a PBS documentary
Opera and the death penalty make such an unlikely combination that when SAN FRANCISCO OPERA commissioned a new production based on this controversial and divisive subject, skeptics raised their eyebrows.
Sure, it worked in the movies, and earned an Oscar for actress Susan Sarandon.
But would it work for opera?
In October of the 2000-2001 season, skeptics got their answer – a resounding YES! The opera played to a full house; audiences were moved by the performances of the all-star cast and by JAKE HEGGIE’s vital and lyrical music. Clearly, General Director LOTFI MANSOURI’s courage paid off.
The surest sign of success yet: the opera’s first staging was not its last. In April of the 2001-2002 season, DEAD MAN WALKING walked on to a different stage – at OPERA PACIFIC in Southern California, clearly spared the usual fate of many a new opera. It received its East Coast premiere in the Fall of 2002 at the NY CITY OPERA with JOYCE DIDONATO in the lead role of Sister HELEN PREJEAN.
On January 14, 2002 a new documentary played on national public television. It told the inside story of DEAD MAN WALKING – from playwright Terrence McNally’s first written page (he wrote the libretto) to its realization on the stage, and all that went on behind it. Some of the most interesting stories were told by the members of the cast who took great pains to prepare themselves emotionally for their roles. Tenor JOHN PACKARD, for example, did not only rely on books, documentaries and interviews; he visited Death Row in Louisiana’s Angola Prison.
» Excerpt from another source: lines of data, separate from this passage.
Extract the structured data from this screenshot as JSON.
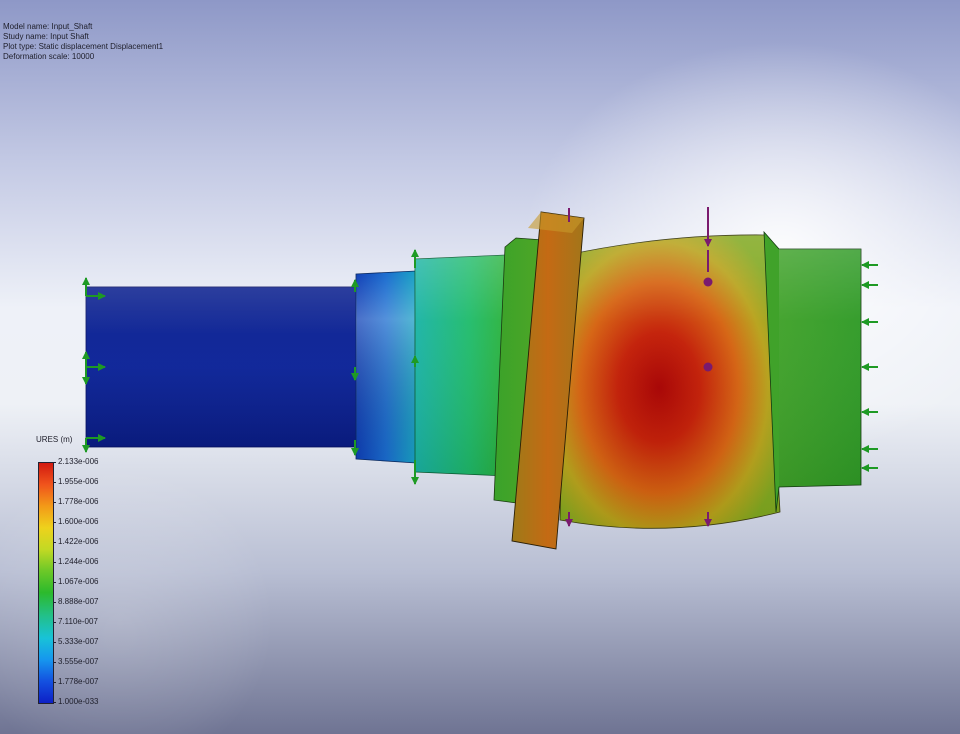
{
  "info": {
    "model_name": "Model name: Input_Shaft",
    "study_name": "Study name: Input Shaft",
    "plot_type": "Plot type: Static displacement Displacement1",
    "deformation_scale": "Deformation scale: 10000"
  },
  "legend": {
    "title": "URES (m)",
    "labels": [
      "2.133e-006",
      "1.955e-006",
      "1.778e-006",
      "1.600e-006",
      "1.422e-006",
      "1.244e-006",
      "1.067e-006",
      "8.888e-007",
      "7.110e-007",
      "5.333e-007",
      "3.555e-007",
      "1.778e-007",
      "1.000e-033"
    ],
    "max_color": "#d21a10",
    "min_color": "#0d20c6"
  },
  "colors": {
    "low": "#0d1f8c",
    "mid": "#1fbf7a",
    "high": "#b80000",
    "fixture_arrow": "#1e9a24",
    "load_arrow": "#7a1a6e"
  }
}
Indeed, it is not easy to get inside the skin of a convicted prisoner facing the death sentence for a crime committed in our own time and place; neither is it easy to get into the minds of the people caught in the web of the crime, the reality of which can be overwhelming. Through this film, viewers are able to get a peek at the rehearsal sessions and observe the singers, the stage director and the music director working together in an act of creation as they breathed life into the characters of the drama and gave voice to the music for the very first time. Viewers also get to hear all sides of the capital punishment debate – through interviews with real people seeking either compassion (such as Sister Helen Prejean herself and convicts’ families) , or justice (such as the families victims left behind).
And since this is opera – what about the music? It is not left out in this compelling documentary. In hearing big chunks of it, one gets to hear some of America’s most beautiful voices articulating the human complexities of crime and punishment and contemplating the blessings of forgiveness and redemption. The success of the opera shows that this most unrealistic of art forms can have an impact on the way people think about burning contemporary issues in a way no other medium can.
Note: Since its world premiere, DEAD MAN WALKING has proved to be one of the most successful of modern-day operas, having seen numerous productions in many countries. See DMW: Just the FACTS